The cuts would eliminate funding for the High Intensity Drug Trafficking and Drug-Free Communities programs, which received $254 million and $100 million, respectively in FY 2017.
Today, Portman and U.S. Rep. Sander Levin, D-Michigan, the other co-author of the Drug-Free Communities Act signed into law in 1997, sent a letter to the Office of Management and Budget Director Mick Mulvaney expressing concerns on the proposal to the proposal to cut all funding to program they helped to create.
“The Drug-Free Communities program is a proven, evidence-based, and accountable program that reduces substance abuse among youths,” according to the Portman and Levin letter. “The opioid epidemic is a serious problem that affects millions of young people and their families.
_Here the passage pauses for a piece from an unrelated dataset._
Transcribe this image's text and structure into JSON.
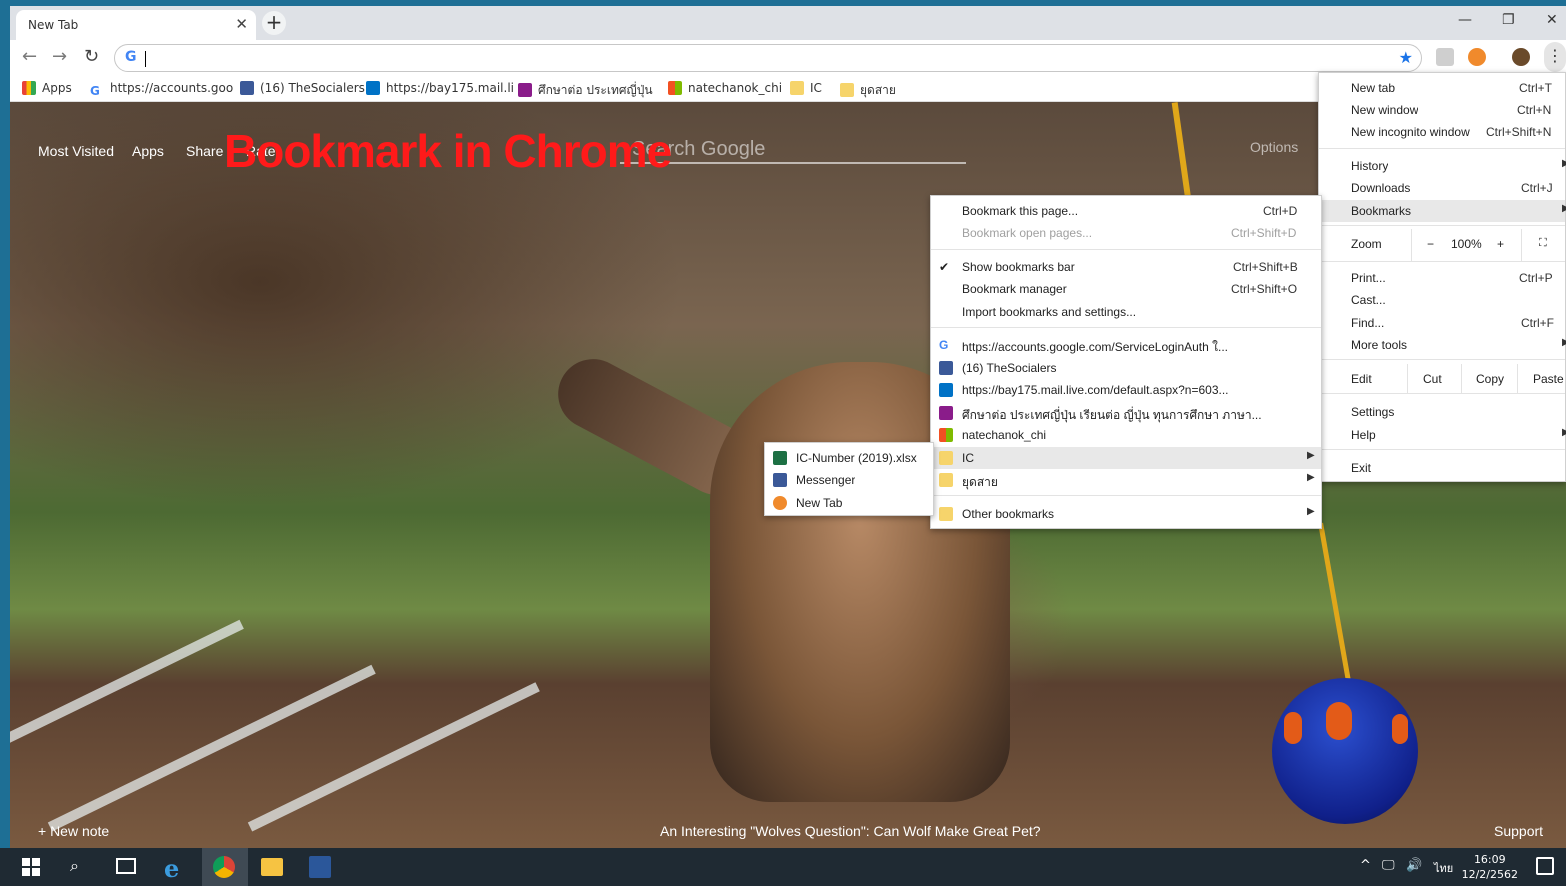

We urge you to put their interest first, and fully fund the program for (fiscal year) 2018.”
The Portman-Levin letter also outlines that Drug-Free Communities program worked to reduce substance abuse in youths in more than 600 communities nationwide, and provided support to 10.7 million middle and high school students since its inception.
Portman has been a legislative champion on combating the opioid epidemic in Ohio and the country.
He authored the Comprehensive Addiction and Recovery Act (CARA) that passed nearly unanimously (two senators and five congressmen voted ‘no’) and was signed into law by President Barack Obama in July 2016.
The Cincinnati senator also introduced the Synthetics Trafficking & Overdose Prevention Act, which is designed to help stop synthetic drugs like fentanyl and carfentanil from being shipped through our borders, and the Prescription Drug Monitoring Act, which would require the use of prescription drug monitoring programs in all states that received certain federal funding to combat opioid abuse.